**Data about app and page elements:**
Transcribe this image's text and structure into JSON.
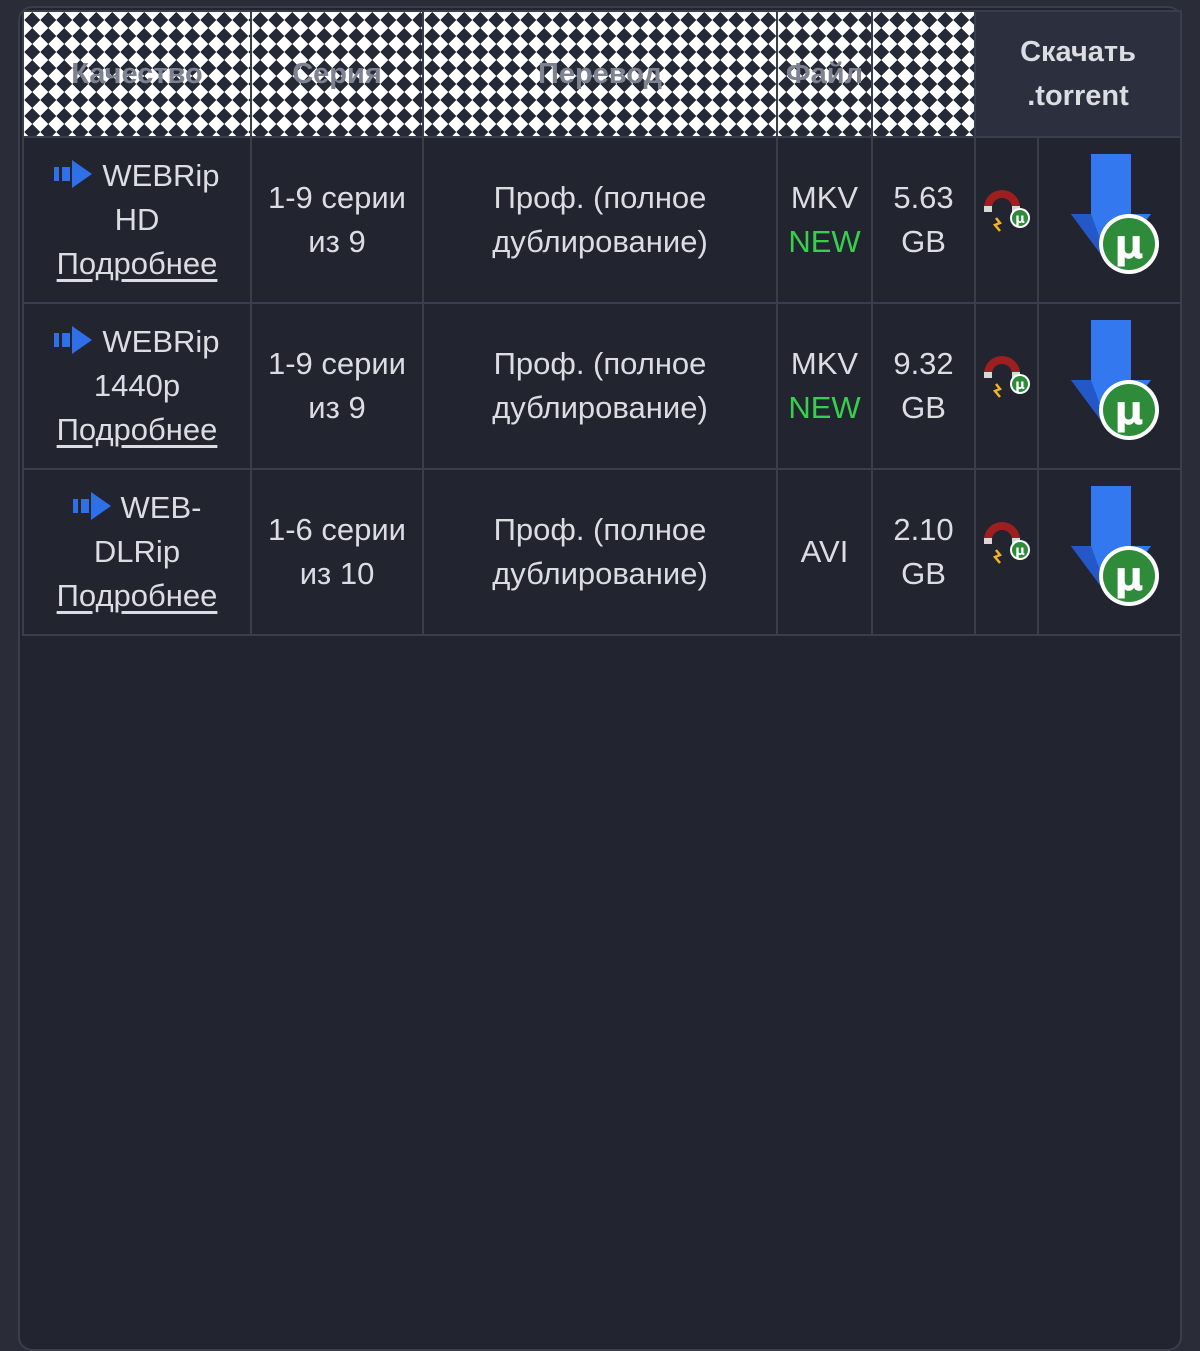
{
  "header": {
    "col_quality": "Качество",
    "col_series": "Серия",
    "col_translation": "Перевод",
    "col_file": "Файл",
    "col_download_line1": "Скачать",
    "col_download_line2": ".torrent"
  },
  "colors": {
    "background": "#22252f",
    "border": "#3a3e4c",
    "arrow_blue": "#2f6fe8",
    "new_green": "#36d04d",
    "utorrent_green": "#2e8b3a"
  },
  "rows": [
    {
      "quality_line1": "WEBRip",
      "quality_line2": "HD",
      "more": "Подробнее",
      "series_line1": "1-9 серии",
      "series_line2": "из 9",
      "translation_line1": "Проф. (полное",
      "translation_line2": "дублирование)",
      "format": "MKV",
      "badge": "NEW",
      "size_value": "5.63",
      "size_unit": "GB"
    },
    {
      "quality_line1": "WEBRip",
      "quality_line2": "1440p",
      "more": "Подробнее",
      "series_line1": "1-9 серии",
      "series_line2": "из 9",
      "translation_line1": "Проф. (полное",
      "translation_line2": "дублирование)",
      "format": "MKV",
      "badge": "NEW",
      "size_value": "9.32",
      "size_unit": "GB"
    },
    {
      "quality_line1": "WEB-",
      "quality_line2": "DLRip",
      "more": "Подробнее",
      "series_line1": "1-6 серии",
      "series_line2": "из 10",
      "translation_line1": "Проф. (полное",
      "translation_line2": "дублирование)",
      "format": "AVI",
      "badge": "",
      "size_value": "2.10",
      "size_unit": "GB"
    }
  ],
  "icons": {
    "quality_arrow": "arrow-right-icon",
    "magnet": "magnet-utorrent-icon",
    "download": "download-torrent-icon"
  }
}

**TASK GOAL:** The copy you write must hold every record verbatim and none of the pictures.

**TASK SOLUTION:**
Transcribe this image's text and structure into JSON.
{
  "header": {
    "col_quality": "Качество",
    "col_series": "Серия",
    "col_translation": "Перевод",
    "col_file": "Файл",
    "col_download_line1": "Скачать",
    "col_download_line2": ".torrent"
  },
  "colors": {
    "background": "#22252f",
    "border": "#3a3e4c",
    "arrow_blue": "#2f6fe8",
    "new_green": "#36d04d",
    "utorrent_green": "#2e8b3a"
  },
  "rows": [
    {
      "quality_line1": "WEBRip",
      "quality_line2": "HD",
      "more": "Подробнее",
      "series_line1": "1-9 серии",
      "series_line2": "из 9",
      "translation_line1": "Проф. (полное",
      "translation_line2": "дублирование)",
      "format": "MKV",
      "badge": "NEW",
      "size_value": "5.63",
      "size_unit": "GB"
    },
    {
      "quality_line1": "WEBRip",
      "quality_line2": "1440p",
      "more": "Подробнее",
      "series_line1": "1-9 серии",
      "series_line2": "из 9",
      "translation_line1": "Проф. (полное",
      "translation_line2": "дублирование)",
      "format": "MKV",
      "badge": "NEW",
      "size_value": "9.32",
      "size_unit": "GB"
    },
    {
      "quality_line1": "WEB-",
      "quality_line2": "DLRip",
      "more": "Подробнее",
      "series_line1": "1-6 серии",
      "series_line2": "из 10",
      "translation_line1": "Проф. (полное",
      "translation_line2": "дублирование)",
      "format": "AVI",
      "badge": "",
      "size_value": "2.10",
      "size_unit": "GB"
    }
  ],
  "icons": {
    "quality_arrow": "arrow-right-icon",
    "magnet": "magnet-utorrent-icon",
    "download": "download-torrent-icon"
  }
}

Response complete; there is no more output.